Switching back from a biosimilar to its reference biologic product was not only rare among a cohort of Veterans Affairs patients, but investigators observed that there were no distinct trends of rationale as to why a patient would switch back.
In new data from an abstract presented at the International Conference on Pharmacoepidemiology and Therapeutic Risk Management (ICPE) Annual Meeting this year, a team of US-based investigators reported data inconclusive to the notion that Veteran patients would primarily switch from a biosimilar product back to its reference biologic product due to a lack of efficacy or safety with the cost-efficient option.
Led by Kelly M. Bryan, of the Veterans Affairs (VA) Center for Medication Center, investigators conducted their pilot study to define and quantify the rationale for switchback to a reference biologic product from a biosimilar among a VA patient cohort. Their research considered the real-world application and outcomes of the nonmedical switching practices, wherein patients stable on reference biologic products are given the opportunity to save on treatment costs with proven biosimilar options that help maintain disease management.
“Switchback to the originator-biologic following nonmedical switching commonly occurs and is often viewed as a signal of biosimilar failure,” they wrote. “However, reason and rate for switchback has not been fully investigated and use of switchback as an effectiveness endpoint in real-world studies may be incorrect. “

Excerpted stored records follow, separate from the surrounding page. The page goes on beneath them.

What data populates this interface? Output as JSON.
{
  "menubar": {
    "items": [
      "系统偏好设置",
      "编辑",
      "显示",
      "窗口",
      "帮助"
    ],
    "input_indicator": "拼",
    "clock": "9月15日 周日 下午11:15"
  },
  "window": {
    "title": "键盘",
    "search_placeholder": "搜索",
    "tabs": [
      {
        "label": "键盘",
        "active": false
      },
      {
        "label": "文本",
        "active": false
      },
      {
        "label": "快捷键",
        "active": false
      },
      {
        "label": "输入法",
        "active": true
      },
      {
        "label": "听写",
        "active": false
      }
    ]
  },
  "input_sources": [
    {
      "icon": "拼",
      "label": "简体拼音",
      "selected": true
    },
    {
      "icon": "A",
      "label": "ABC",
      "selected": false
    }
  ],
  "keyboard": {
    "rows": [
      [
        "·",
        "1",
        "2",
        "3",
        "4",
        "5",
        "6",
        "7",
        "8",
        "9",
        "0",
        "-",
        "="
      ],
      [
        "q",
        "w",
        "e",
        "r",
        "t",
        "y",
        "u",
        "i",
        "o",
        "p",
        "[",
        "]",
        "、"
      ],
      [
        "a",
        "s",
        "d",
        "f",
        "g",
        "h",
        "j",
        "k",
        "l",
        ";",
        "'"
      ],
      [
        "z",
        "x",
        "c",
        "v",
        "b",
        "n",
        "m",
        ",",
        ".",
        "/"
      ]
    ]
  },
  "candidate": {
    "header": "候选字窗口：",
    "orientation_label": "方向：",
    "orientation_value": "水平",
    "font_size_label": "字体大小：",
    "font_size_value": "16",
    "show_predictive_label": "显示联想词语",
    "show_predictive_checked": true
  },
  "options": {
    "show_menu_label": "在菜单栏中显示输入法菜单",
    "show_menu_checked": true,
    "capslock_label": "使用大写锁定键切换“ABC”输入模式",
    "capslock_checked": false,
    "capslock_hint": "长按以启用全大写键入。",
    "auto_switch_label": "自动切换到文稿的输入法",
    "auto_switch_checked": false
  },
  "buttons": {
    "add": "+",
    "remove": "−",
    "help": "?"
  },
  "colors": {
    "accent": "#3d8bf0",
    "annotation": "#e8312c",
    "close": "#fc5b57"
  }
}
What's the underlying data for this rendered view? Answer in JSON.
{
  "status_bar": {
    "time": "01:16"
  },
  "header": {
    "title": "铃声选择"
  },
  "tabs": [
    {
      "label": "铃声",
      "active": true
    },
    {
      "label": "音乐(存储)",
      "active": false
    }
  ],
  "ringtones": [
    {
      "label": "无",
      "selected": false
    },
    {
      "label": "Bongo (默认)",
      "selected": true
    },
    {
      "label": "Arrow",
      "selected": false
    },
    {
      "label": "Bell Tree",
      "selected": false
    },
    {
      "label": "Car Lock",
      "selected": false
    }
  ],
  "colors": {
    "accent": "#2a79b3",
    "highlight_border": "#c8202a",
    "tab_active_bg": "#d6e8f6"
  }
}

Bryan and colleagues observed a cohort of patients in VA who were prescribed ≥1 of 4 reference biologic products between 2019 – 2021: bevacizumab; pegfilgrastim; rituximab; or trastuzumab. The team categorized switching patterns between the reference biologic and biosimilars for each patients, as well as the charting of switchback patterns—which were additionally reviewed to help identify reasoning for switching back to a reference biologic product from its biosimilar.
Patient reasoning for switchbacks were stratified into 5 categories and computed into each of crude, drug-specific and reason-specific rates of switchback.
The final assessment included 18,443 Veteran patients prescribed ≥1 of the 4 identified reference biologic products or 1 of its biosimilars. Among this cohort, 2137 (11.6%) switched to a biosimilar product; of those, just 49 (2.3%) were switched back to a reference biologic—a mean switchback rate of 4.1 per person-year. The drug-specific switchback rate ranged from 3.4 – 9.6 per person-year.
Among the 5 categories of patient- and physician-reported rationale for switchback, “no documented reason” (n = 26) was the leading factor, followed by “erroneous documentation of the switch” (n = 8); adverse drug reaction (n = 5); out of stock of the biosimilar at the VA facility (n = 7); and provider preference for the reference biologic (n = 3).
“Switchback to the originator-biologic was rare among veterans switched to the biosimilar,” investigators wrote. “Lack of a documented reason for the switchback was common, and switchback due to adverse drug reaction was uncommon.”
The team concluded it is difficult to assume that switchback is emblematic of biosimilar treatment failure based on these findings. They noted that future assessments that which include patterns of additional switches between biologics and biosimilars may help better distinguish patient rationale for the strategy.
A pilot evaluation of switchback from biosimilars to originator-biologics in the veterans affairs population: A signal of biosimilar failure? Bryan KM, Her QL, Dong D, Jiang R, et al. Presented at: nternational Conference on Pharmacoepidemiology and Therapeutic Risk Management (ICPE) 2023 Annual Meeting. Halifax, Canada. August 25 – 27, 2023.